While You’re Under There…
Quick lube shops, by their very nature, have unique opportunities to provide value-added services to their customers in an environment where speed, efficiency and value are the hallmarks. And nowhere is this more evident than in under-car service.
Obviously, every customer who lines up at your service bay doors is there for an oil and filter change, and you are expected to check other fluids and systems in the process. This is standard procedure in quick lube shops and can provide needed services to customers while generating add-on sales that boost the bottom line for the shop.
The two keys are: such services must provide value and peace of mind to the customer, and they must also contribute to the viability of the shop.
Standard operating procedure (SOP) in quick lube shops always includes checking the level and condition of various fluids, — brake fluid, power steering fluid and windshield washer fluid — and, typically, wiper blades, various filters — such as cabin air filters — tires and brakes.
But don’t overlook other under-car opportunities in the process. With front- (FWD) and four-wheel drive (4x4) vehicles the new standard, be sure to examine C-V joint boots for tears or thrown-off grease that indicate a cracked or torn boot. It has been reported that as few as eight driving hours with a torn C-V boot can lead to irreparable damage to the joint within. Split boots are quickly and easily installed, and even half shaft replacement can be performed quickly. A quality brake parts cleaner will help clear grit and debris from the area, so you can determine the level of service needed.
Transmission flush and fill is an important service. Sure, you can just drop the trans pan and replace the filter and fluid. But if the pan shows substantial debris or still smells like dinosaurs, it’s best to thoroughly flush the transmission using a dedicated machine to do so. Such machines can connect via the dipstick tube or in-line and can quickly purge harmful contaminants from the transmission. Complete the service with quality ATF, a new filter and a suitable supplement/fortifier, and your customer’s vehicle will be good for many more thousands of miles.
Similarly, power steering systems are usually neglected until a belt or hose breaks, but you owe it to your customer to recommend flushing or fortification, as needed. We and other manufacturers offer power steering flushing systems that quickly and efficiently purge these critical safety-related systems, allowing them to be renewed with fresh fluid and a fortifier to extend the life of the fluid and components even longer.
Speaking of neglected systems, when was the last time your shop serviced a differential? While FWD cars lack a conventional differential, 4x4s typically use conventional-looking differentials for the front and rear axles. And there are still more rear-wheel drive cars on the road than you might think.
Repairing or replacing differentials is a costly and time-consuming task. Gone are the days when you could just pull out axle shafts and load a “pumpkin” out the front of the rear axle housing.
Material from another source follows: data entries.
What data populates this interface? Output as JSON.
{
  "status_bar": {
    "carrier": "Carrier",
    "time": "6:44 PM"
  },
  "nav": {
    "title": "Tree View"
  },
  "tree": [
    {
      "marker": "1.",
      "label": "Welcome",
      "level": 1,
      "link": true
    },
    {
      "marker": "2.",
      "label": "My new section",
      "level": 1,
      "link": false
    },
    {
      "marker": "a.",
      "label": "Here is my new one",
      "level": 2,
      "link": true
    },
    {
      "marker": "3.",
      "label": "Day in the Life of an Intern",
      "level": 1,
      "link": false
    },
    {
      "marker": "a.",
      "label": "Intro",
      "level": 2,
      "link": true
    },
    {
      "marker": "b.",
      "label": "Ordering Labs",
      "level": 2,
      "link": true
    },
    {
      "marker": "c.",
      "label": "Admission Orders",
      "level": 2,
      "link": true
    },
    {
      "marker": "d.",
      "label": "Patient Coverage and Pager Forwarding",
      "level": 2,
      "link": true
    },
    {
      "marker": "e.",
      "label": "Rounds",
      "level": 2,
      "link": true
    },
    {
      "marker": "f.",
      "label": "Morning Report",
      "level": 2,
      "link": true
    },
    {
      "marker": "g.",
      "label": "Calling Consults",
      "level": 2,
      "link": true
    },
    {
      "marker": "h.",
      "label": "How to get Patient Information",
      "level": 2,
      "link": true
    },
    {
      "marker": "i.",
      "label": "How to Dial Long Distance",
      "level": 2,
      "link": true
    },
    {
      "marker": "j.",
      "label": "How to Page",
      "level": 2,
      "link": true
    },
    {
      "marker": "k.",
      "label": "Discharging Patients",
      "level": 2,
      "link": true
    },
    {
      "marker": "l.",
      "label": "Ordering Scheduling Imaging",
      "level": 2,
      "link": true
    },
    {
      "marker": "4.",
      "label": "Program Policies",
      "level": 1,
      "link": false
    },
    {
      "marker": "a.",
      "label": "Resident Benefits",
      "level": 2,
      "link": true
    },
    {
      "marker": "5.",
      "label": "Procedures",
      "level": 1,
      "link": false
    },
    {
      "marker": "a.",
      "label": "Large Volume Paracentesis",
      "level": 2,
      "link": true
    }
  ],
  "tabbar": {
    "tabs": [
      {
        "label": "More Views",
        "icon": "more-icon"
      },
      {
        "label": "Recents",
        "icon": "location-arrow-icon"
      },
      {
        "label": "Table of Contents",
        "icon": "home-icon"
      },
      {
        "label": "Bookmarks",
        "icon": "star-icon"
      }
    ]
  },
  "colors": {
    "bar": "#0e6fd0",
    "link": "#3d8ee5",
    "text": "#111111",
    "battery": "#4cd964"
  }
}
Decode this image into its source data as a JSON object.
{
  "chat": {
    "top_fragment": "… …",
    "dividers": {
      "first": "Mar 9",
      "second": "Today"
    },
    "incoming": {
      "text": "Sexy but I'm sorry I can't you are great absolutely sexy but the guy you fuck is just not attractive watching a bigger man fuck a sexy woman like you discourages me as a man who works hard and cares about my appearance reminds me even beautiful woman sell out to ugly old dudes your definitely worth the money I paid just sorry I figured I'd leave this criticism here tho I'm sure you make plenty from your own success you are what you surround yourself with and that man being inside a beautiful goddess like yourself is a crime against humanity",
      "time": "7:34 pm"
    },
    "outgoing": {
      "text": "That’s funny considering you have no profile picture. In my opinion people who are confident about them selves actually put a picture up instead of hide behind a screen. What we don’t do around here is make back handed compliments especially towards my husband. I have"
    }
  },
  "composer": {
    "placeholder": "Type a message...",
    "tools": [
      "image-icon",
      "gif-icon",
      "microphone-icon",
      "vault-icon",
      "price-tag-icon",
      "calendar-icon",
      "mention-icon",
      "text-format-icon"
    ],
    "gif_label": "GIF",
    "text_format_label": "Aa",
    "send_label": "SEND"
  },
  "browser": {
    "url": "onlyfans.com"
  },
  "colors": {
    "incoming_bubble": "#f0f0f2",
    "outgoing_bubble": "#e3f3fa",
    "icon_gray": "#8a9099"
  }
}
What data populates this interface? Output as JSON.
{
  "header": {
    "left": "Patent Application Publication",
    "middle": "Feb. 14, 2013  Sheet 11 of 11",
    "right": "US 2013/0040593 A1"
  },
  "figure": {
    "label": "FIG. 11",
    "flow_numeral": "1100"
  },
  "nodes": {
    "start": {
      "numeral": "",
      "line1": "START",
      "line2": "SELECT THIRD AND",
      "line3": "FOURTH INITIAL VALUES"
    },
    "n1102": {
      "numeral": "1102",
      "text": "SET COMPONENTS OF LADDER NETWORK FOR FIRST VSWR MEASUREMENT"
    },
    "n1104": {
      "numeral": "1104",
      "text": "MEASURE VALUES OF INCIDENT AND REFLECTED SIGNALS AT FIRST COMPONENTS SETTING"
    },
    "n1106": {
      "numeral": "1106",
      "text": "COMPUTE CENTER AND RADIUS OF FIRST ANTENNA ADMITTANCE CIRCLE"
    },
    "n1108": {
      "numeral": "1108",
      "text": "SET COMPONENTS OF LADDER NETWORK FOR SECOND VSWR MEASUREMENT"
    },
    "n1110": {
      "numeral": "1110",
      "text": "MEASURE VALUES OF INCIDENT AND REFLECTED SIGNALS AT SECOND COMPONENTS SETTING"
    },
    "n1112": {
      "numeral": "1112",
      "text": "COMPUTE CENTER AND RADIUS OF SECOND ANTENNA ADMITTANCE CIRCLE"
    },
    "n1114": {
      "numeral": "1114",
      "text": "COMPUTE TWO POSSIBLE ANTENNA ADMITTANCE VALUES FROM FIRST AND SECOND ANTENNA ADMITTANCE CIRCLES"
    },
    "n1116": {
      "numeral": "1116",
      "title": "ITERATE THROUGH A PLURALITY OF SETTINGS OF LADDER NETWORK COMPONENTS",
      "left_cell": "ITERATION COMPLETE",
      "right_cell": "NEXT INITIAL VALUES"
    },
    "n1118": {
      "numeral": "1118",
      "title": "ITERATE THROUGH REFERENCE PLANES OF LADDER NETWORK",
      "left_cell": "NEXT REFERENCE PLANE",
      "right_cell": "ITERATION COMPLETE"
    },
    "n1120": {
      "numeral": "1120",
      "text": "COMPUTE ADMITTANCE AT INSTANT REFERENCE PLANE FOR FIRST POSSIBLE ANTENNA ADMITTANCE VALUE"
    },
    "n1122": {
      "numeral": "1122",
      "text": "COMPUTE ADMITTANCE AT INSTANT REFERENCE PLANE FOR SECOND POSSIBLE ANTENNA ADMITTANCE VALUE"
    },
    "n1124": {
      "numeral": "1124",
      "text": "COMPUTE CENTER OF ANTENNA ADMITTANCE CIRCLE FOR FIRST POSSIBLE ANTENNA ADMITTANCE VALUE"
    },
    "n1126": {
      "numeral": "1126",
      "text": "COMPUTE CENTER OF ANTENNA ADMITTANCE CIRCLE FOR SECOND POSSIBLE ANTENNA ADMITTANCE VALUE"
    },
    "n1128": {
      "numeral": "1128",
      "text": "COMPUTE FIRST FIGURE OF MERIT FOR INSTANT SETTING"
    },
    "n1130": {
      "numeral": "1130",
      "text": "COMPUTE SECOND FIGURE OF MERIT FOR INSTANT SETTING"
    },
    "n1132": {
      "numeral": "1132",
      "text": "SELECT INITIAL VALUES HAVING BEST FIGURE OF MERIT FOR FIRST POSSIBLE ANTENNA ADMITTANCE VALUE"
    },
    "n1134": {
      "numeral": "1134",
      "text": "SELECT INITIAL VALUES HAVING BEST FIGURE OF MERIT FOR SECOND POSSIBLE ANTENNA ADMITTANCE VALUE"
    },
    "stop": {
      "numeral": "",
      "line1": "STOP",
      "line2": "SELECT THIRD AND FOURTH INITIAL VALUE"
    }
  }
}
Virtually all of today’s differentials require removal of the pinion and rear cover plate for differential repair. This disturbs crush sleeves and gear mesh settings, and requires precision and tedious re-assembly.
You owe it to your customers to, at the very least, drain and replace the differential oil. With torrential rain and flooding so prevalent in recent history, it is likely that many differentials have been in water deep enough for it to enter through the vent on top. In such case, if you suspect water intrusion into the differential, you owe it to your customer to use a dedicated differential cleaner to purge water, gum, varnish and sludge from this drivetrain workhorse. It may well be the only time the vehicle will ever receive this important service and will help preserve it, so it may never need performing again. This once-in-a-vehicle’s-lifetime service should be an easy sell to any motorist who plans to keep their car for a while.
In these cases, as in so many other instances, scientifically-blended chemicals and additives can go a long way toward forestalling expensive repairs.